In our view, there are at least two nonexclusive explanations for our observation that anti–CTLA-4 antibodies synergize with BL6/GM-CSF vaccine to induce rejection and autoimmunity: (a) CTLA-4 blockade greatly increases the burst size of T cells responding to the GM-CSF vaccine, thus enhancing the mobilization of effector cells, and (b) CTLA-4 blockade lowers the threshold for T cell activation, thereby allowing the recruitment and activation of low-affinity autoreactive T cells that might have escaped central tolerance induction. In either case, autoreactive CTLs involved in tumor rejection could find targets in melanocytes exposed through local inflammation or skin destruction. Although it is an unwanted side effect of treatment, depigmentation or vitiligo is considered to be an acceptable risk for the treatment of melanoma in clinical situations. To our knowledge, this report is the first describing T cell–dependent depigmentation after successful treatment of murine melanoma. Rejection of B16-BL6 through CTLA-4 blockade plus GM-CSF–producing vaccines could serve as a model to study the relationship between tumor immunity and autoimmunity in a setting relevant to the treatment of human cancer.

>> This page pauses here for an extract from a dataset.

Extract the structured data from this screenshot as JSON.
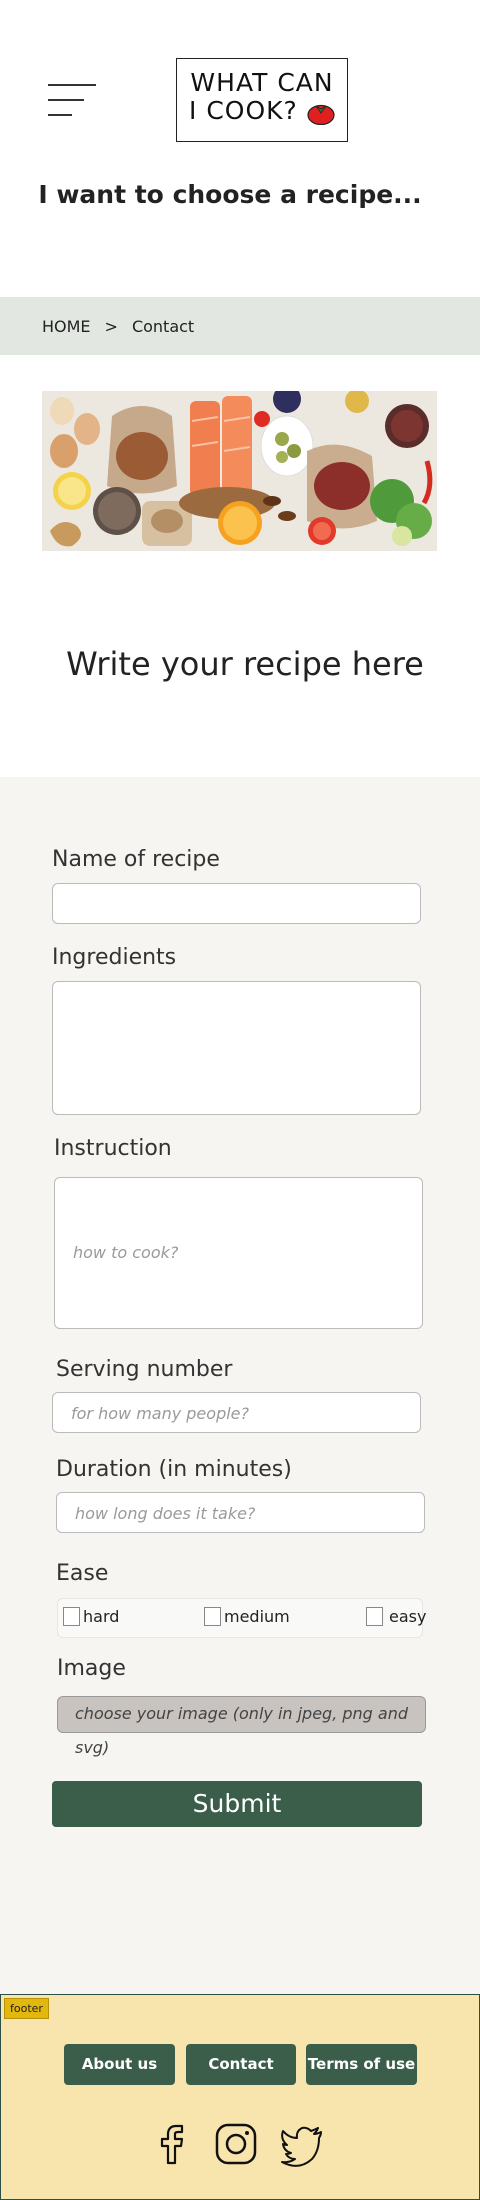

We thank Dana Leach for helpful discussions and support, Jennifer Ziskin and Stan Grell for technical assistance, and Jerry Kapler for expert photography. We also thank Rienk Offringa for critically reading the manuscript.
Andrea van Elsas is the recipient of a postdoctoral fellowship from the Dutch Cancer Society (Nederlandse Kankerbestrijding), Andy Hurwitz is the recipient of the US Army Breast Cancer Initiative fellowship, and James Allison is an investigator of the Howard Hughes Medical Institute. This work was supported in part by National Cancer Institute grant CA57986.
Andrea van Elsas' present address is Department of Immunohematology and Bloodbank, Tumor Immunology lab. E3-Q, Leiden University Medical Center, P.O. Box 9600, 2300 RC Leiden, The Netherlands.